    1. dressaging in a jump saddle is just difficult all around. I mean, I've done it, I know people who have won doing it, so it's all possible, but it is more difficult- a jump saddle (especially a custom jump saddle like the one pictured) is not designed for an effective dressage ride, it's just not. so, hats off to those of you who have to do dressage in a jump saddle. dressaging is not flatting, and thus, it's difficult! doable, but difficult. so go a little easy on yourself!

      Delete
  8. Adjusting to a new saddle is really, really hard. I still don't adore mine if it makes you feel any better!

    ReplyDelete
  9. We always add 5 points to any combined test score because they are notoriously generous at combined tests, lol! Even so, a 35-37 is competitive at Midsouth if you can go clear in the other phases!

    I totally understand about the scoring though. Last year, I got frustrated every time we didn't really get ribbons. Or top 5. Man I was hard on him. I mean you really can't look at the scores- you have to look at your own personal growth and realize that, with time, the scores will come. I think this is a great goal: "The only thing I really want to happen is for us to be able to jump without our usual fight, me nitpicking and Loki blowing through my half halts. I just want to be able to get through stadium and XC with some semblance of fluidity. Oh and to smile. I want to remember to smile! :)" If those things are accomplished, you should be happy. If a ribbon comes with it, then you should be happy with that, too!


    Also, I think the saddle looks like it fits perfect... maybe you're so use to riding in something that doesn't fit that it seems weird!!

    ReplyDelete
  10. Oh my gosh- I do the same thing every time at shows! Prior to my classes I'm like- just schooling a greenie! Then after I cry because I didn't beat all the kids on their ponies. Seriously.
    I probably need to define a specific goal and when I've achieved that goal- success! Regardless of score or ribbon! Yours could be "cool new saddle." Whoops- you've already done that :)

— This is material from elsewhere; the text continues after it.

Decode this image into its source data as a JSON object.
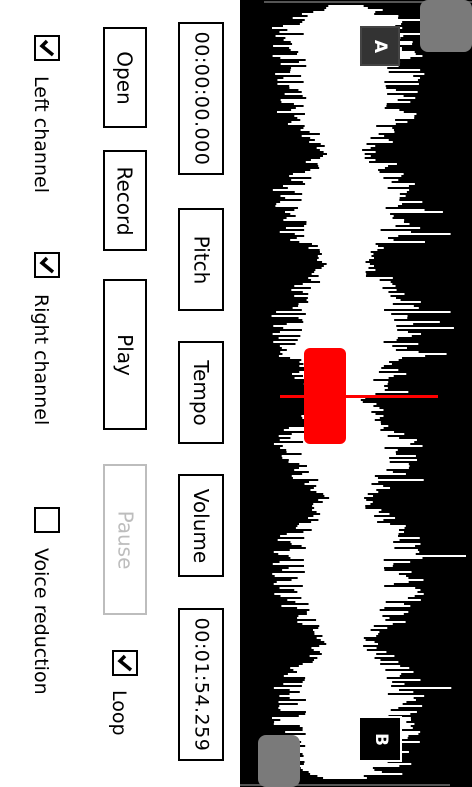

    ReplyDelete
  11. Love the new saddle! And good luck at Midsouth -- most important thing is to have fun. If you accomplish that, I'd call it a win!

    ReplyDelete